**Aim of the task**
Restate only the tail of the data below, starting at the line that contains "Transcribe this image's" and including the last line, word for word.

**Dataset excerpts**
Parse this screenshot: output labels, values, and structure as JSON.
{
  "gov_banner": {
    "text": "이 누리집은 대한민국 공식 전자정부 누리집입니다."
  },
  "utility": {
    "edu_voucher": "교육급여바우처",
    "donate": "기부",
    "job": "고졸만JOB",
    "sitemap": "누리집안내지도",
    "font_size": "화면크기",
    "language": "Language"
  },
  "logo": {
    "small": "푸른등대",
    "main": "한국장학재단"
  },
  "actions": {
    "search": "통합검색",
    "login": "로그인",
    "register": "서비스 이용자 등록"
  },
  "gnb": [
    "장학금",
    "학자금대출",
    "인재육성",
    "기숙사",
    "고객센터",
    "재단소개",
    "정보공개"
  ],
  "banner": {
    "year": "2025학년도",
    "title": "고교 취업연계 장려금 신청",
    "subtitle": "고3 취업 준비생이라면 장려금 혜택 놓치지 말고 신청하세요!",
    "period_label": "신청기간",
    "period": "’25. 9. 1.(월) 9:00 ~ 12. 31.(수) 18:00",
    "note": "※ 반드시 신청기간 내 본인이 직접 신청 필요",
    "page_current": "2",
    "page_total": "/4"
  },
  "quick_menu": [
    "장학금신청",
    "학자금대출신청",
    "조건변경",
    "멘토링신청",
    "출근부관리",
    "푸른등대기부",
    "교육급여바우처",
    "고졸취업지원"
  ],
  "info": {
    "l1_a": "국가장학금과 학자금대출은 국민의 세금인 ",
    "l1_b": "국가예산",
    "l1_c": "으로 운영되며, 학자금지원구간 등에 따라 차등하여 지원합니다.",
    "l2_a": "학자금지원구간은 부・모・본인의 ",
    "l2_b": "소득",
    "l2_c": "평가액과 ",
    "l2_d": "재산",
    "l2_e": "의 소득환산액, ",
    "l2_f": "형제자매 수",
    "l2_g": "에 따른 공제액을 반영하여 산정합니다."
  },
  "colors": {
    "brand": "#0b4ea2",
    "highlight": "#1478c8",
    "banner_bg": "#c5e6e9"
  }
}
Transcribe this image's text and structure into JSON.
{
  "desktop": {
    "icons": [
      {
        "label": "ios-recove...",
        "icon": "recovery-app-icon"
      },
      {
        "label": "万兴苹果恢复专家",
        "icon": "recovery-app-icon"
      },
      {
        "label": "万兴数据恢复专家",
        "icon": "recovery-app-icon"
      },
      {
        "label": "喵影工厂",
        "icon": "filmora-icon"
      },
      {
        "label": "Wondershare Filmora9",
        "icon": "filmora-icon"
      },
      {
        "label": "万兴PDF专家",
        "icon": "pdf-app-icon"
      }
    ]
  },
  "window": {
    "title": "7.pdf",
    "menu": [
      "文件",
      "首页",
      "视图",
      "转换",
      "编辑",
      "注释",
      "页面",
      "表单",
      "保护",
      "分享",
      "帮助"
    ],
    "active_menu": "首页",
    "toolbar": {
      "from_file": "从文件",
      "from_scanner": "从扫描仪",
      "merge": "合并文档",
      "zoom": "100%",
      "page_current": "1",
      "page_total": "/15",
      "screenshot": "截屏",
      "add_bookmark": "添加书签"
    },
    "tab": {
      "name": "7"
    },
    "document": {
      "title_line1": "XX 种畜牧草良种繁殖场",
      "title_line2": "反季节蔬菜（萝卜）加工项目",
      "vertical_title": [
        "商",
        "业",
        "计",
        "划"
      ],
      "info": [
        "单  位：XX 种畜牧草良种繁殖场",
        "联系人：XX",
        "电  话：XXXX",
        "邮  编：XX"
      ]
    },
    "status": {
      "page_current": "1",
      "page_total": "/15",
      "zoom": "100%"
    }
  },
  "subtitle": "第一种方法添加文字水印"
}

**Written solution**
Transcribe this image's text and structure into JSON.
{
  "desktop": {
    "icons": [
      {
        "label": "ios-recove...",
        "icon": "recovery-app-icon"
      },
      {
        "label": "万兴苹果恢复专家",
        "icon": "recovery-app-icon"
      },
      {
        "label": "万兴数据恢复专家",
        "icon": "recovery-app-icon"
      },
      {
        "label": "喵影工厂",
        "icon": "filmora-icon"
      },
      {
        "label": "Wondershare Filmora9",
        "icon": "filmora-icon"
      },
      {
        "label": "万兴PDF专家",
        "icon": "pdf-app-icon"
      }
    ]
  },
  "window": {
    "title": "7.pdf",
    "menu": [
      "文件",
      "首页",
      "视图",
      "转换",
      "编辑",
      "注释",
      "页面",
      "表单",
      "保护",
      "分享",
      "帮助"
    ],
    "active_menu": "首页",
    "toolbar": {
      "from_file": "从文件",
      "from_scanner": "从扫描仪",
      "merge": "合并文档",
      "zoom": "100%",
      "page_current": "1",
      "page_total": "/15",
      "screenshot": "截屏",
      "add_bookmark": "添加书签"
    },
    "tab": {
      "name": "7"
    },
    "document": {
      "title_line1": "XX 种畜牧草良种繁殖场",
      "title_line2": "反季节蔬菜（萝卜）加工项目",
      "vertical_title": [
        "商",
        "业",
        "计",
        "划"
      ],
      "info": [
        "单  位：XX 种畜牧草良种繁殖场",
        "联系人：XX",
        "电  话：XXXX",
        "邮  编：XX"
      ]
    },
    "status": {
      "page_current": "1",
      "page_total": "/15",
      "zoom": "100%"
    }
  },
  "subtitle": "第一种方法添加文字水印"
}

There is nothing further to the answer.